By reviewing publicly-available data of conflict events gathered by the Eyes On Russia conflict monitoring group, it’s possible to see both where fires have taken place, and if there could be a connection between hostilities and damage to environmentally protected areas. The OSINT Forest Area Tracker allows us to assess potential links with military engagements and their impact on protected areas over shorter time frames.
In late July 2022, the Eyes on Russia team verified open source imagery showing shelling. The Telegram post included several images of trees ablaze which it claimed had been caused by shelling.
“On July 30, from approximately 11:00 a.m., the Kinburn Spit was subjected to methodical artillery fire: 3-4 attacks on one point… The forest caught fire almost immediately.”
Using visual clues in the imagery and fire detection data, open source researcher @davidnewschool geolocated the incident, which took place near the village of Vasylivka on the Kinburn Spit.
The imagery shared by David in his post on X, the social media site formerly known as Twitter, reveals damage to the area. However, there are limits to what true-colour satellite imagery of the type on the left can reveal.
Using dNBR readings in the OSINT Damaged Area Tracker allows us to additionally see which areas appear to have experienced the most severe damage in this protected region.
When we compare imagery between 1 July 2022 to 20 July 2022 and 10 August 2022 to 30 August 2022, the tool shows us that areas of low to moderate burn severity appeared in this protected area following the attacks. They are the yellow and orange areas seen below.
In the case of Svyati Hory, the tool identified damage to a protected area which deserved further investigation. In the case of the Kinburn Spit, it allowed us to further verify existing open source claims about an attack which had caused damage to a forest – also enriching our knowledge about the extent of the damage, which was less easily visible on real colour satellite imagery.
However, both cases demonstrate the importance of corroborating the tool’s findings with other sources before drawing any conclusions about the causes of such damage.
The author will continue refining and improving this tool in order to better understand the scale of damage to Ukraine’s many protected areas. Feedback or suggestions for improvements are welcomed.
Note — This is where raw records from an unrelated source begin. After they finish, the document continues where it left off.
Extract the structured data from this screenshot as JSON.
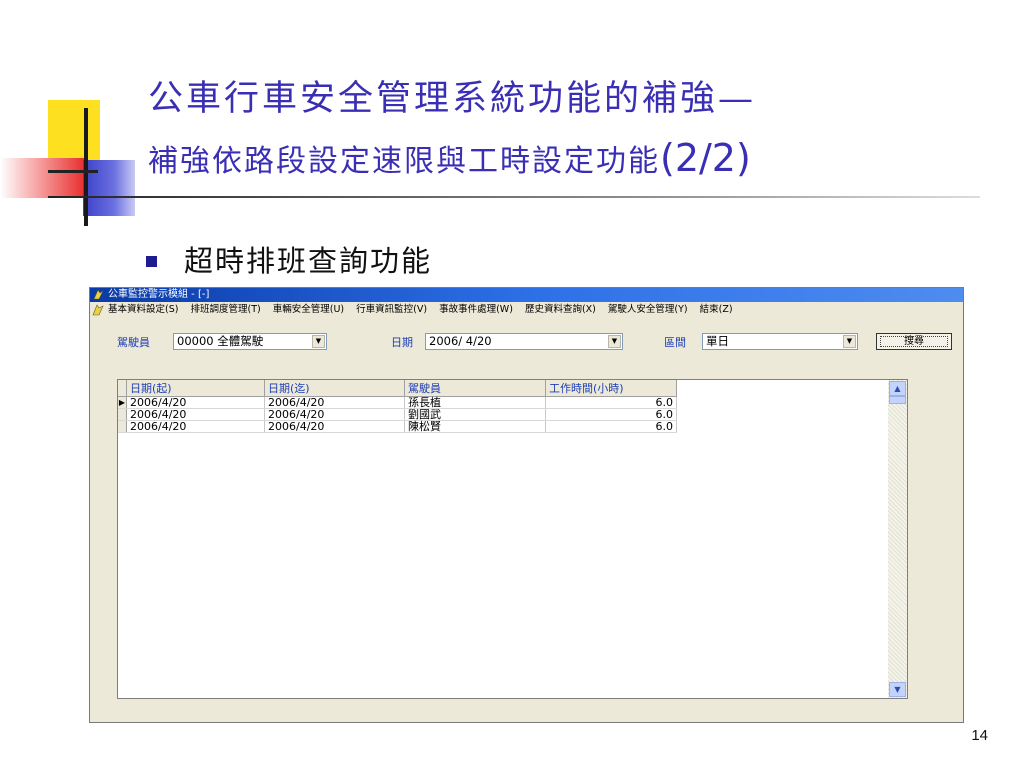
{
  "slide": {
    "title_line1": "公車行車安全管理系統功能的補強—",
    "title_line2": "補強依路段設定速限與工時設定功能",
    "title_line2_suffix": "(2/2)",
    "bullet": "超時排班查詢功能",
    "page_number": "14"
  },
  "window": {
    "title": "公車監控警示模組 - [-]",
    "menu": [
      "基本資料設定(S)",
      "排班調度管理(T)",
      "車輛安全管理(U)",
      "行車資訊監控(V)",
      "事故事件處理(W)",
      "歷史資料查詢(X)",
      "駕駛人安全管理(Y)",
      "結束(Z)"
    ],
    "filters": {
      "driver_label": "駕駛員",
      "driver_value": "00000 全體駕駛",
      "date_label": "日期",
      "date_value": "2006/ 4/20",
      "interval_label": "區間",
      "interval_value": "單日",
      "search_button": "搜尋"
    },
    "grid": {
      "columns": [
        "日期(起)",
        "日期(迄)",
        "駕駛員",
        "工作時間(小時)"
      ],
      "rows": [
        [
          "2006/4/20",
          "2006/4/20",
          "孫長植",
          "6.0"
        ],
        [
          "2006/4/20",
          "2006/4/20",
          "劉國武",
          "6.0"
        ],
        [
          "2006/4/20",
          "2006/4/20",
          "陳松賢",
          "6.0"
        ]
      ]
    }
  }
}
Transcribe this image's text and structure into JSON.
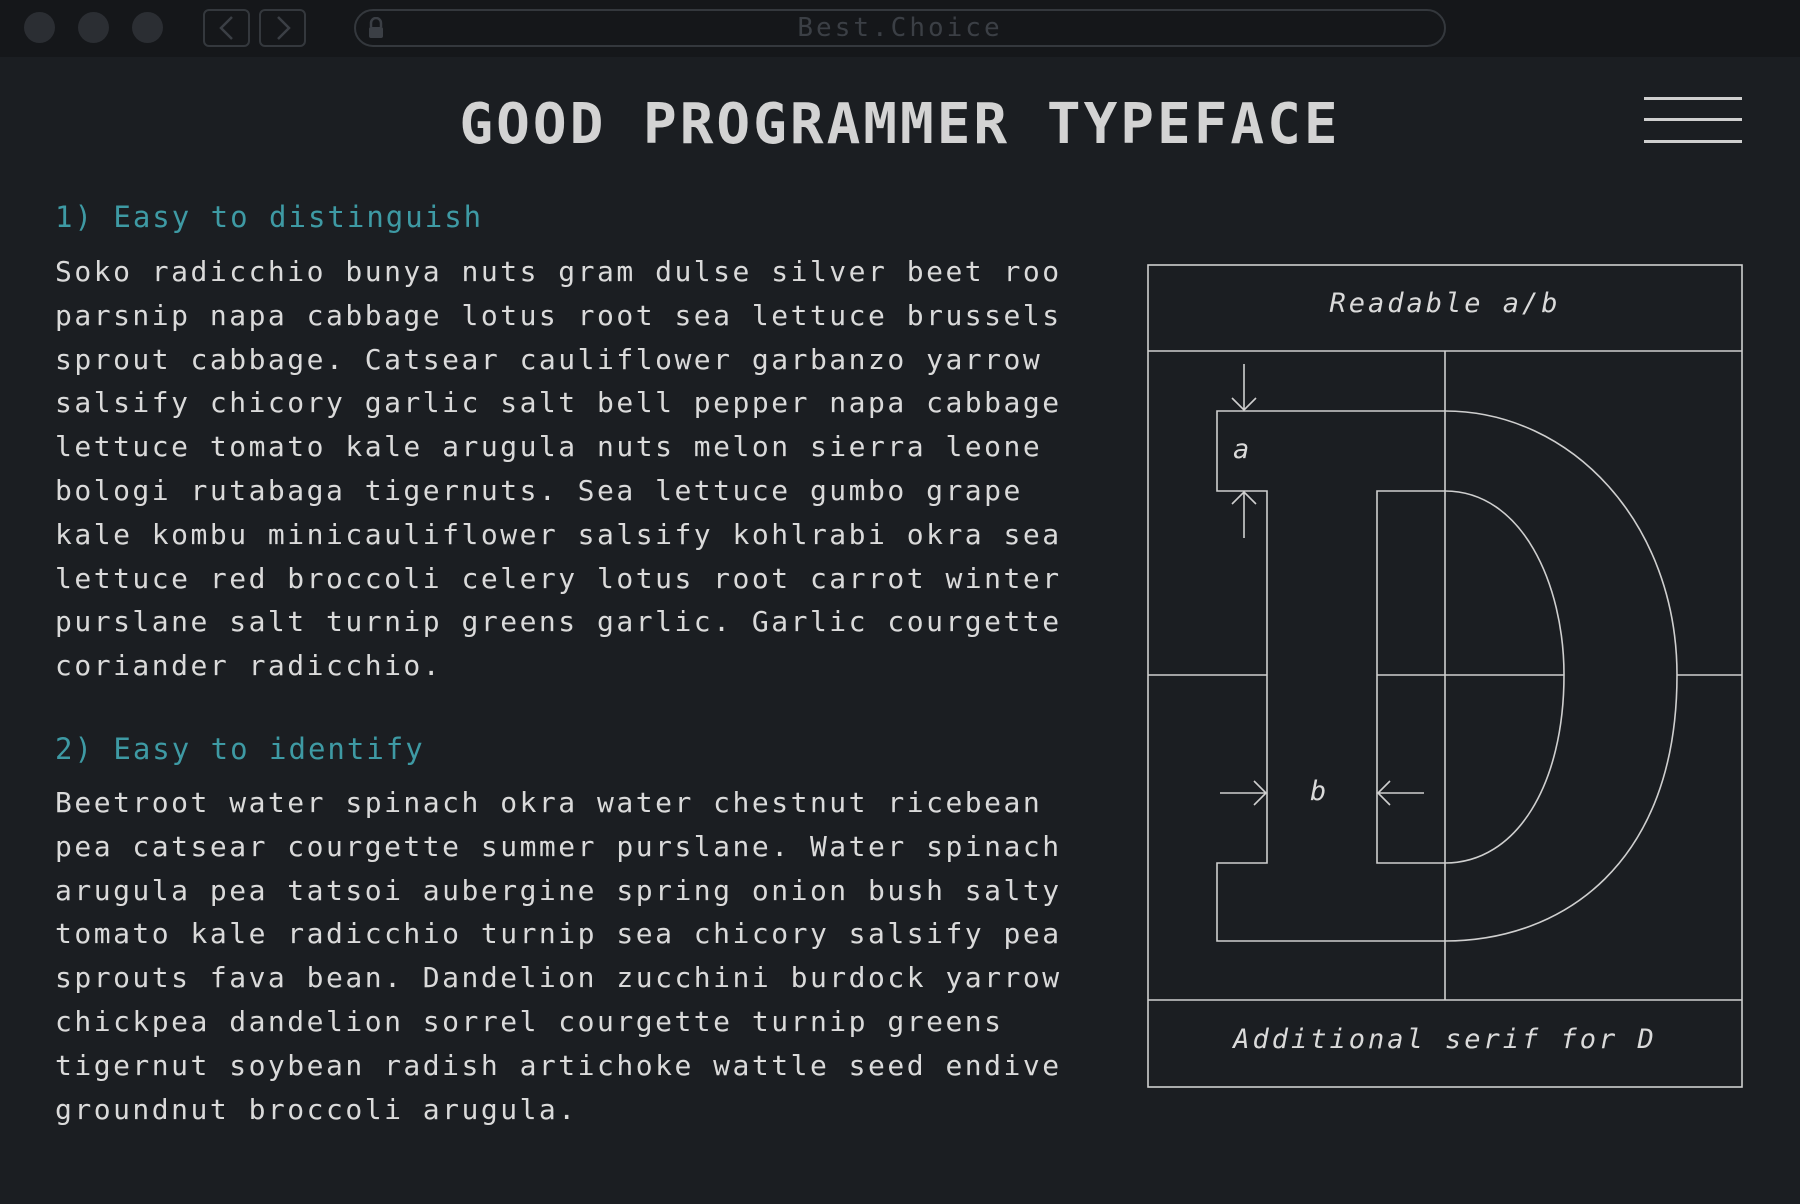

For further technical details on this tool and updates following the publication of this article, please read the description on the author’s GitHub page.